My buddy and former coworker Ryan O’Neal and I gave our first conference workshop, an Introduction to Fuzzing, at BSides Charm 2023 last weekend. It was a great experience. We had about twenty students in total. We covered both the theory and practical, real-world fuzzing exercises. It was great to connect with other industry professionals and attend a conference in person again. We got great feedback from the students who attended our workshop and wanted to document that feedback here to both keep us accountable and to help others in their course development.
Poor Communication on Our Part
The biggest feedback that we got was to inform students what materials they needed before the course. We did put out information on how to install AFL++, Docker, and which operating systems were supported. However, we didn’t offer a point of contact if students got stuck during installation or if they had a question. We also had students who had never used Docker before. It was pretty unreasonable for us to assume that would have been set up before the course. Additionally, we had four or five students that joined the course on standby after others were no-shows. These students obviously didn’t have any of the items setup and is not something we adequately prepared for.
At the start of class, we had students frantically downloading Docker and trying to pull images from Docker Hub. The seemingly 256kB/s download speeds made this infeasible. Thankfully, Ryan had a USB drive and loaded his pre-built Docker containers onto it. Many of the students were able to use these images for the course. Though, for some reason, a few of the students were reluctant to use an unknown USB device.
For next time, I think we’ll run our own Intranet to host the materials, so we’re not relying on the conference’s infrastructure. That or we’ll get many more USB drives. I guess they’re pretty cheap these days. Additionally, we need to trim down our 1GB+ containers. 🐳 Additionally, I’d like to put a link to a Discord channel in the installation setup instructions. That’ll facilitate communication before the course begins.
Too Much Content
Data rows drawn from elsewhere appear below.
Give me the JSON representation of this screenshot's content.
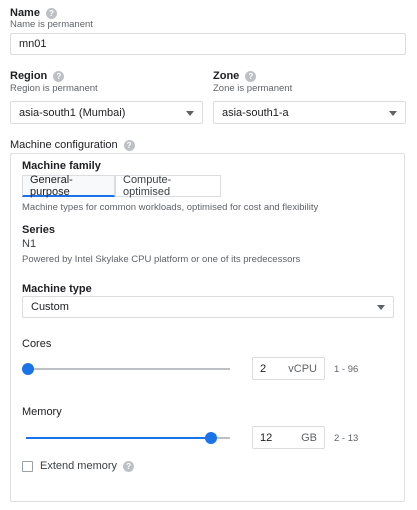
{
  "name": {
    "label": "Name",
    "helper": "Name is permanent",
    "value": "mn01"
  },
  "region": {
    "label": "Region",
    "helper": "Region is permanent",
    "value": "asia-south1 (Mumbai)"
  },
  "zone": {
    "label": "Zone",
    "helper": "Zone is permanent",
    "value": "asia-south1-a"
  },
  "machine_config": {
    "label": "Machine configuration",
    "family_label": "Machine family",
    "tabs": [
      {
        "label": "General-purpose",
        "active": true
      },
      {
        "label": "Compute-optimised",
        "active": false
      }
    ],
    "family_description": "Machine types for common workloads, optimised for cost and flexibility",
    "series_label": "Series",
    "series_value": "N1",
    "series_description": "Powered by Intel Skylake CPU platform or one of its predecessors",
    "machine_type_label": "Machine type",
    "machine_type_value": "Custom",
    "cores": {
      "label": "Cores",
      "value": "2",
      "unit": "vCPU",
      "range": "1 - 96",
      "min": 1,
      "max": 96,
      "current": 2
    },
    "memory": {
      "label": "Memory",
      "value": "12",
      "unit": "GB",
      "range": "2 - 13",
      "min": 2,
      "max": 13,
      "current": 12
    },
    "extend_memory": {
      "label": "Extend memory",
      "checked": false
    }
  },
  "colors": {
    "accent": "#1a73e8",
    "border": "#dadce0",
    "muted_text": "#5f6368"
  }
}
We had way more content than I thought. By the time we were done, Ryan and I had made seven hands-on exercises and over one-hundred slides for a four-hour course. After we completed the development of the first four or five exercises, I felt we still needed more exercises to have a class worthy of the students’ time. We stayed up late the night before the workshop prepping the slides and exercises six and seven. We didn’t really need that much.
We started the workshop off with an introduction to a simulated C bug (a process getting killed with a signal via
abort) just to re-familiarize students with classes of C errors. Exercise two was fuzzing that same program. Between those two exercises and the theory of fuzzing, we probably spent around 75 minutes. Exercise three focused on fuzzing a real-world open-source target and creating a dictionary. That, with the additional slides, probably took another 75 minutes. After the third exercise, we had just about an hour of time before the closing remarks of the conference.
So we decided to cut exercise four, which talked about sanitizers and skipped to harnessing
openssl/. I felt like we rushed through that exercise to quickly touch on AFL’s fork server with exercises six and seven, though we didn’t actually have students do those. Though most of the students were about to trigger the bug responsible for CVE-2022-3786, we didn’t do harnessing proper justice.
All in all, we started the workshop back in January, about four months before the conference. We probably put in a combined forty or fifty hours into the material.d
We Didn’t Attend the First Day
This is related to having too much content but still not feeling it was enough. Because we were worried we had too little, we spent the first day of the conference solely working on our material. We didn’t go around and connect with attendees or sit in on any talks. Given how cool the people we met on Sunday were, I really regret not walking around. That’s an easy fix for next year. There was also a Friday night dinner for speakers and workshop leaders, which I did not attend. I get stressed pretty easily when I don’t get any downtime after work, and I felt this might cut into it. However, it would have been great to network and talk with other presenters about their materials and their backgrounds.
With the conference behind us and some great feedback, we can’t wait to put some weekend hours in to improve and bring an even better workshop to the next conference. We definitely want to thank the BSides Charm speaker committee for allowing us to come out, and we hope we get the opportunity in the future! All of our work, including slides and exercises, is open source on GitHub.